(Data items)
BEGIN
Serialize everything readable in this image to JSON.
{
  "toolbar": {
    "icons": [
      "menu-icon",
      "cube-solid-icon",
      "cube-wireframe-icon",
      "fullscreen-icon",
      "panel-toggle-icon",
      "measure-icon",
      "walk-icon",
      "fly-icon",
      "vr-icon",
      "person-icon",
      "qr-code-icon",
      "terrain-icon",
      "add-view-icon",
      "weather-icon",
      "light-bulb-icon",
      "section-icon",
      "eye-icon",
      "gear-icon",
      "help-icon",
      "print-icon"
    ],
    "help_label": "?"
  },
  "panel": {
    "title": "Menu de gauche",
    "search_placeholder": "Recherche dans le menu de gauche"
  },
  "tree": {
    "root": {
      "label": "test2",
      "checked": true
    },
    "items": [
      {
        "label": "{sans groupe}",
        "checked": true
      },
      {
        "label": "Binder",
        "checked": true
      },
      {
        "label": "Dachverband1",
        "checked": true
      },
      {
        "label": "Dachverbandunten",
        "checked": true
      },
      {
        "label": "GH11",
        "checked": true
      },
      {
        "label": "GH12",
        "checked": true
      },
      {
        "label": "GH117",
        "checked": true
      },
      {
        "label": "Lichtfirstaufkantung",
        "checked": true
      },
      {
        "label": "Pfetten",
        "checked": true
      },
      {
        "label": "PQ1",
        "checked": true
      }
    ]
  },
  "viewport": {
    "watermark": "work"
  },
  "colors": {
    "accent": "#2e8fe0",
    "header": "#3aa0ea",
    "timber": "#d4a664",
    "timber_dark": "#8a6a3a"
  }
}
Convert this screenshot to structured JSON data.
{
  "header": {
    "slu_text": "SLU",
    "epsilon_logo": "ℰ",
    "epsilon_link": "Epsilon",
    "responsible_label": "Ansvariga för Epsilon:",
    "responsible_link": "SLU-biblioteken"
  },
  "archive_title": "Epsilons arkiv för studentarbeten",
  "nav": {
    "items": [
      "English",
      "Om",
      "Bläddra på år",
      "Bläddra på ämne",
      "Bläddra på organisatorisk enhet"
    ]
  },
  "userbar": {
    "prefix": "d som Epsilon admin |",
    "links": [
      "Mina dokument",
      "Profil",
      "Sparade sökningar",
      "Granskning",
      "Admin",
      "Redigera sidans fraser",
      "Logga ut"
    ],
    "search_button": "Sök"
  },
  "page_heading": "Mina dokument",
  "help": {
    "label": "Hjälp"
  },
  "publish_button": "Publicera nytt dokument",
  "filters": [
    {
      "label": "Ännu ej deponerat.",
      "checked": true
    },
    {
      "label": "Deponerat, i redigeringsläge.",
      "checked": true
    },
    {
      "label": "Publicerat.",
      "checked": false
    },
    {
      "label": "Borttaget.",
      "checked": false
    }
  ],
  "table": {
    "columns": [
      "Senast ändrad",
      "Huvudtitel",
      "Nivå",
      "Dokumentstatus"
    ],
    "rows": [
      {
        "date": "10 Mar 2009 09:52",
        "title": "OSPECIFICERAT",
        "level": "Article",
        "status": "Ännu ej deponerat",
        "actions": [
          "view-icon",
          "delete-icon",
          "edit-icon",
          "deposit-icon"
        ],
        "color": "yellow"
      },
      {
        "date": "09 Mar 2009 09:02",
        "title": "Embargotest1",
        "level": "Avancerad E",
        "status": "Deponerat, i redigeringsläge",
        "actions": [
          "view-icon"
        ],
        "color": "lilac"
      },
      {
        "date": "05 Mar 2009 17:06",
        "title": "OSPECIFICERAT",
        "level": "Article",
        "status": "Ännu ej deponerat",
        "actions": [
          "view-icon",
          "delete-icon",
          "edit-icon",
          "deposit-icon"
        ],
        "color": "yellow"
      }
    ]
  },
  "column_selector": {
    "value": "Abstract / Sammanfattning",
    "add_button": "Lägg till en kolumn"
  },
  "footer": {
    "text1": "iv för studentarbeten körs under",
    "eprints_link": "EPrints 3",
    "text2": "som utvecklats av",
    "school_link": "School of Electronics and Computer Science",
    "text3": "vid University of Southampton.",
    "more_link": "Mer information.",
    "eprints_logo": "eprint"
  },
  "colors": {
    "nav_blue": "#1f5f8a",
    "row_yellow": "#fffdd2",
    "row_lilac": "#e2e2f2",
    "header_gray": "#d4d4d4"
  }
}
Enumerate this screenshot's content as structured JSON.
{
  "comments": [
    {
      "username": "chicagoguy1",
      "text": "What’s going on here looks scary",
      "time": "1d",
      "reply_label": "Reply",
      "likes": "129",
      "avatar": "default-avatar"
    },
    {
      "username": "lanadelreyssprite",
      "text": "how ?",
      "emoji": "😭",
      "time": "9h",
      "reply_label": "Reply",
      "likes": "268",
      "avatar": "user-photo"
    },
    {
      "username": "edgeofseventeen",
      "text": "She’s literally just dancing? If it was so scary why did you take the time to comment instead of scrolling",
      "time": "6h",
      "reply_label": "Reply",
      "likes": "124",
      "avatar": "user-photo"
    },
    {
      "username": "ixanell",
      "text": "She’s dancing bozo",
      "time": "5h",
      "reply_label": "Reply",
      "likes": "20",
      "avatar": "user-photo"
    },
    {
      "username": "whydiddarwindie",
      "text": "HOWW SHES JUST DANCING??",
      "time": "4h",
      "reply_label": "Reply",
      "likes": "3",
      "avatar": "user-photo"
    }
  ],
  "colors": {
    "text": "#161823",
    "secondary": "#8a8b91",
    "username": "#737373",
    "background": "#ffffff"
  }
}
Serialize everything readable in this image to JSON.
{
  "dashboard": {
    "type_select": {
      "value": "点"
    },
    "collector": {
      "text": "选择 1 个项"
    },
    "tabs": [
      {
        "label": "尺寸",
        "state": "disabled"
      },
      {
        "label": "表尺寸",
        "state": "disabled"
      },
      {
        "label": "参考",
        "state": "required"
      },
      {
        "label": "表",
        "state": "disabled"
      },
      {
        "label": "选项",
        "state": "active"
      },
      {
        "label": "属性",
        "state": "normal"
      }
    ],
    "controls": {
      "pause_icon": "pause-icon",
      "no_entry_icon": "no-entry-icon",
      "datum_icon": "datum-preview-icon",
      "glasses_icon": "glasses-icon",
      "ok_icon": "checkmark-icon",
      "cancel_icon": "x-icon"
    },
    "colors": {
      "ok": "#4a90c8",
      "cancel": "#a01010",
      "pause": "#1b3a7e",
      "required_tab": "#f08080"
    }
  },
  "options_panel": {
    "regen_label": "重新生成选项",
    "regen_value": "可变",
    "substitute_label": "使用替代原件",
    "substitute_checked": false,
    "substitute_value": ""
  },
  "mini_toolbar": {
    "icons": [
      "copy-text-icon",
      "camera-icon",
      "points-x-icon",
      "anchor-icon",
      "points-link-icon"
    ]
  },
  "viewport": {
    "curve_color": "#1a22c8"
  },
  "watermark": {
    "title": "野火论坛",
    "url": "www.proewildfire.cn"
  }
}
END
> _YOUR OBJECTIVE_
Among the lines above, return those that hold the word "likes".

> _ANSWER SECTION_
      "likes": "129",
      "likes": "268",
      "likes": "124",
      "likes": "20",
      "likes": "3",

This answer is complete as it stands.